However, if the powerline fonts aren't installed, then it doesn't look so great. The icons show up as boxes with X's in them. 

I didn't have the powerline fonts installed, so I searched for the correct way to install the fonts on Ubuntu and found that a bunch of people were having difficulties.

I ended up following the directions on the powerline font github repo's README, and it worked without too much effort, so I figured I would post all the steps I followed to get oh-my-zsh installed and configured the way I like it.

Oh-My-Zsh and Powerline Font Install

First, install oh-my-zsh.
sh -c "$(curl -fsSL"

After the install, you end up with a .zshrc file in your home directory. I updated the .zshrc file to use the agnoster theme instead of the default theme of robbyrussell. Just update the ZSH_THEME value.

Second, install the powerline fonts so you can see the nice status icons for the current directory of your git repos. You can install the fonts this way:
sudo apt-get install fonts-powerline

Or by cloning the git repo and running their install script:
git clone --depth=1
cd fonts
cd ..
rm -rf fonts

If after running those commands (which probably only needed to consist of the apt-get install), the prompt for zsh has not started showing the nice status icons and colorized branches, then you can update the fontconfig information by creating a file in this directory (create the directory if it doesn't exist):

Then copy this file to ~/.config/fontconfig/conf.d.

Followed by running the font config cache command, which will force the font config cache to be update (-f) and display status information (-v).
fc-cache -vf 

It was after I ran the fc-cache command that I noticed the terminal show the git repo status information with the branch and sattus icons.

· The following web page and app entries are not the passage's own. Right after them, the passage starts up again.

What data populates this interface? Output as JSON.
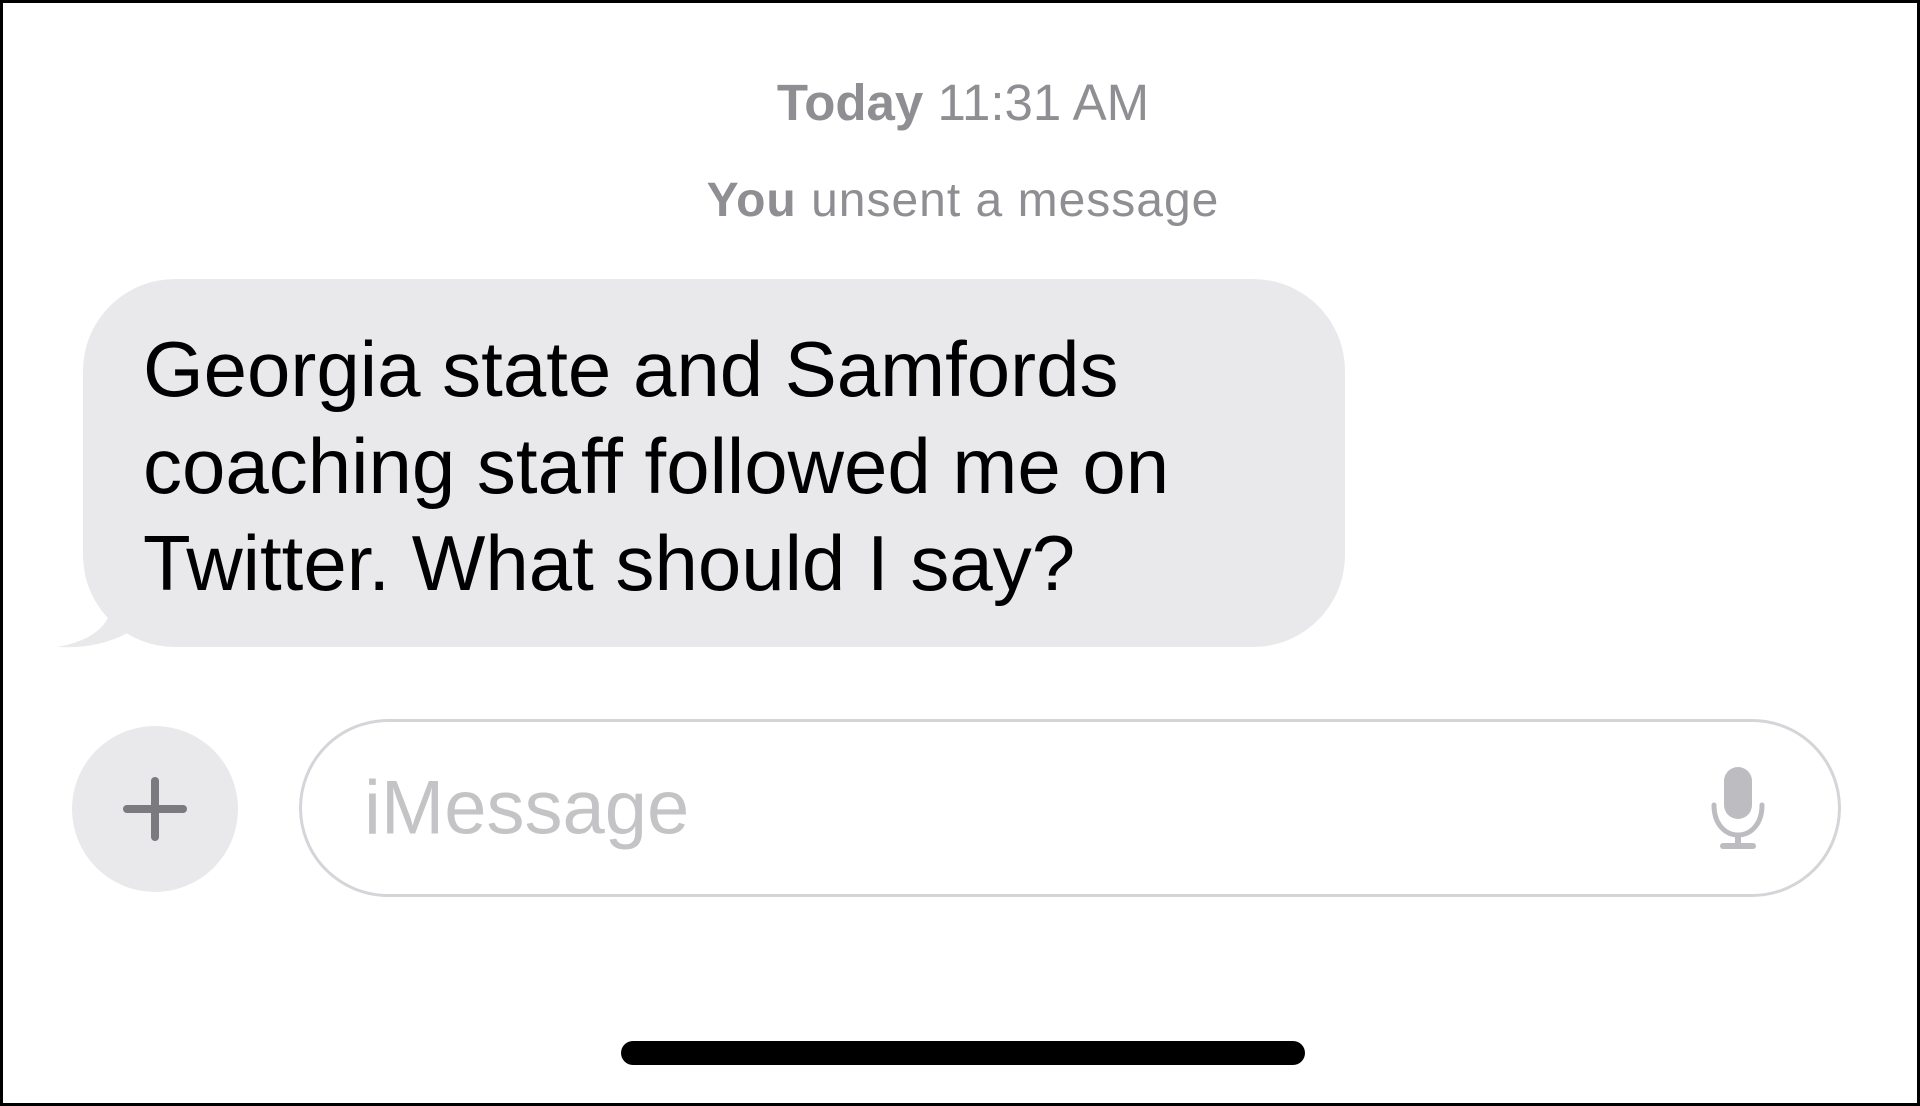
{
  "conversation": {
    "timestamp_day": "Today",
    "timestamp_time": "11:31 AM",
    "unsent_subject": "You",
    "unsent_text": "unsent a message"
  },
  "messages": [
    {
      "direction": "incoming",
      "text": "Georgia state and Samfords coaching staff followed me on Twitter. What should I say?"
    }
  ],
  "composer": {
    "placeholder": "iMessage",
    "plus_icon": "plus-icon",
    "mic_icon": "microphone-icon"
  },
  "colors": {
    "incoming_bubble": "#e9e9eb",
    "meta_text": "#8e8e93",
    "placeholder_text": "#c4c4c7"
  }
}
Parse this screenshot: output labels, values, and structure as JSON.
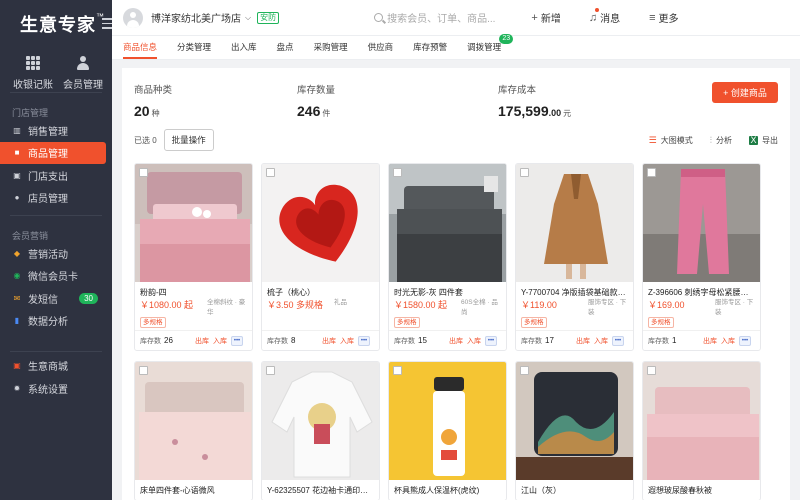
{
  "sidebar": {
    "brand": "生意专家",
    "brand_tm": "™",
    "tiles": [
      {
        "label": "收银记账",
        "icon": "grid-icon"
      },
      {
        "label": "会员管理",
        "icon": "user-icon"
      }
    ],
    "sections": [
      {
        "title": "门店管理",
        "items": [
          {
            "label": "销售管理",
            "icon": "chart-icon"
          },
          {
            "label": "商品管理",
            "icon": "box-icon",
            "active": true
          },
          {
            "label": "门店支出",
            "icon": "wallet-icon"
          },
          {
            "label": "店员管理",
            "icon": "person-icon"
          }
        ]
      },
      {
        "title": "会员营销",
        "items": [
          {
            "label": "营销活动",
            "icon": "megaphone-icon"
          },
          {
            "label": "微信会员卡",
            "icon": "wechat-icon"
          },
          {
            "label": "发短信",
            "icon": "mail-icon",
            "badge": "30"
          },
          {
            "label": "数据分析",
            "icon": "bar-chart-icon"
          }
        ]
      }
    ],
    "bottom": [
      {
        "label": "生意商城",
        "icon": "shop-icon"
      },
      {
        "label": "系统设置",
        "icon": "gear-icon"
      }
    ]
  },
  "header": {
    "store_name": "博洋家纺北美广场店",
    "store_tag": "安防",
    "search_placeholder": "搜索会员、订单、商品...",
    "add_label": "新增",
    "message_label": "消息",
    "more_label": "更多"
  },
  "tabs": [
    {
      "label": "商品信息",
      "active": true
    },
    {
      "label": "分类管理"
    },
    {
      "label": "出入库"
    },
    {
      "label": "盘点"
    },
    {
      "label": "采购管理"
    },
    {
      "label": "供应商"
    },
    {
      "label": "库存预警"
    },
    {
      "label": "调拨管理",
      "badge": "23"
    }
  ],
  "stats": {
    "kinds_label": "商品种类",
    "kinds_value": "20",
    "kinds_unit": "种",
    "qty_label": "库存数量",
    "qty_value": "246",
    "qty_unit": "件",
    "cost_label": "库存成本",
    "cost_value": "175,599",
    "cost_dec": ".00",
    "cost_unit": "元"
  },
  "create_button": "+ 创建商品",
  "toolbar": {
    "selected": "已选 0",
    "batch": "批量操作",
    "big_image": "大图模式",
    "analysis": "分析",
    "export": "导出"
  },
  "products": [
    {
      "name": "粉韵-四",
      "price": "￥1080.00 起",
      "tag": "多规格",
      "note": "全棉斜纹 · 豪华",
      "stock_label": "库存数",
      "stock": "26",
      "out": "出库",
      "in": "入库",
      "img": "pink-bed"
    },
    {
      "name": "梳子（桃心）",
      "price": "￥3.50 多规格",
      "tag": "",
      "note": "礼品",
      "stock_label": "库存数",
      "stock": "8",
      "out": "出库",
      "in": "入库",
      "img": "red-heart"
    },
    {
      "name": "时光无影-灰 四件套",
      "price": "￥1580.00 起",
      "tag": "多规格",
      "note": "60S全棉 · 品尚",
      "stock_label": "库存数",
      "stock": "15",
      "out": "出库",
      "in": "入库",
      "img": "gray-bed"
    },
    {
      "name": "Y-7700704 净版插袋基础款休闲…",
      "price": "￥119.00",
      "tag": "多规格",
      "note": "服饰专区 · 下装",
      "stock_label": "库存数",
      "stock": "17",
      "out": "出库",
      "in": "入库",
      "img": "camel-coat"
    },
    {
      "name": "Z-396606 刺绣字母松紧腰运动…",
      "price": "￥169.00",
      "tag": "多规格",
      "note": "服饰专区 · 下装",
      "stock_label": "库存数",
      "stock": "1",
      "out": "出库",
      "in": "入库",
      "img": "pink-pants"
    },
    {
      "name": "床单四件套-心语微风",
      "img": "light-bed"
    },
    {
      "name": "Y-62325507 花边袖卡通印花宽…",
      "img": "white-shirt"
    },
    {
      "name": "杯具熊成人保温杯(虎纹)",
      "img": "yellow-bottle"
    },
    {
      "name": "江山（灰）",
      "img": "pillow"
    },
    {
      "name": "遐想玻尿酸春秋被",
      "img": "pink-quilt"
    }
  ]
}
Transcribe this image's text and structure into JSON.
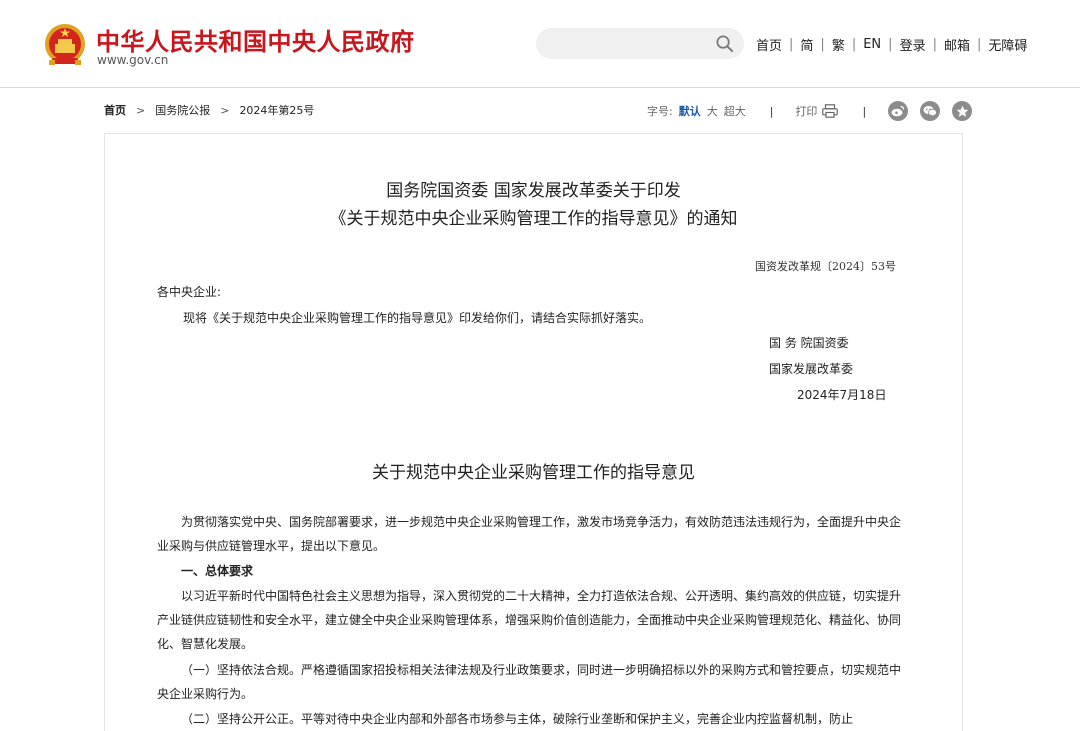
{
  "header": {
    "site_title": "中华人民共和国中央人民政府",
    "site_url": "www.gov.cn",
    "search": {
      "placeholder": ""
    },
    "nav": [
      "首页",
      "简",
      "繁",
      "EN",
      "登录",
      "邮箱",
      "无障碍"
    ],
    "nav_separator": "|"
  },
  "breadcrumb": {
    "items": [
      "首页",
      "国务院公报",
      "2024年第25号"
    ],
    "arrow": ">"
  },
  "toolbar": {
    "font_label": "字号:",
    "font_default": "默认",
    "font_large": "大",
    "font_xlarge": "超大",
    "divider": "|",
    "print_label": "打印"
  },
  "share_icons": [
    "weibo-icon",
    "wechat-icon",
    "favorite-icon"
  ],
  "article": {
    "title_line1": "国务院国资委  国家发展改革委关于印发",
    "title_line2": "《关于规范中央企业采购管理工作的指导意见》的通知",
    "doc_number": "国资发改革规〔2024〕53号",
    "salutation": "各中央企业:",
    "body_line": "现将《关于规范中央企业采购管理工作的指导意见》印发给你们，请结合实际抓好落实。",
    "signer1": "国 务 院国资委",
    "signer2": "国家发展改革委",
    "date": "2024年7月18日",
    "subtitle": "关于规范中央企业采购管理工作的指导意见",
    "intro": "为贯彻落实党中央、国务院部署要求，进一步规范中央企业采购管理工作，激发市场竞争活力，有效防范违法违规行为，全面提升中央企业采购与供应链管理水平，提出以下意见。",
    "section1_heading": "一、总体要求",
    "section1_text": "以习近平新时代中国特色社会主义思想为指导，深入贯彻党的二十大精神，全力打造依法合规、公开透明、集约高效的供应链，切实提升产业链供应链韧性和安全水平，建立健全中央企业采购管理体系，增强采购价值创造能力，全面推动中央企业采购管理规范化、精益化、协同化、智慧化发展。",
    "item1_heading": "（一）坚持依法合规。",
    "item1_text": "严格遵循国家招投标相关法律法规及行业政策要求，同时进一步明确招标以外的采购方式和管控要点，切实规范中央企业采购行为。",
    "item2_heading": "（二）坚持公开公正。",
    "item2_text": "平等对待中央企业内部和外部各市场参与主体，破除行业垄断和保护主义，完善企业内控监督机制，防止"
  },
  "colors": {
    "brand_red": "#c8161d",
    "link_blue": "#1c5fa8",
    "icon_gray": "#8c8c8c"
  }
}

I used both the apt-get install fonts-powerline method, and the 

Sunday, January 27, 2019

Yeoman generator for creating a terraform directory structure for AWS providers...

I use AWS for work, and use terraform for creating the resources. My team uses a common directory structure for our terraform files, and it seems to work pretty well for separating resources between project groups, logical environments, and regions. However, creating new project directory structures can be a pain, so I decided to create a yeoman generator to automate the process. 

Please check out the generator I made, and let me know what you think!

Clone from git:
git clone

Install using npm:

npm install --global generator-tf-proj

Generate a terraform project structure using yeoman:

yo tf-proj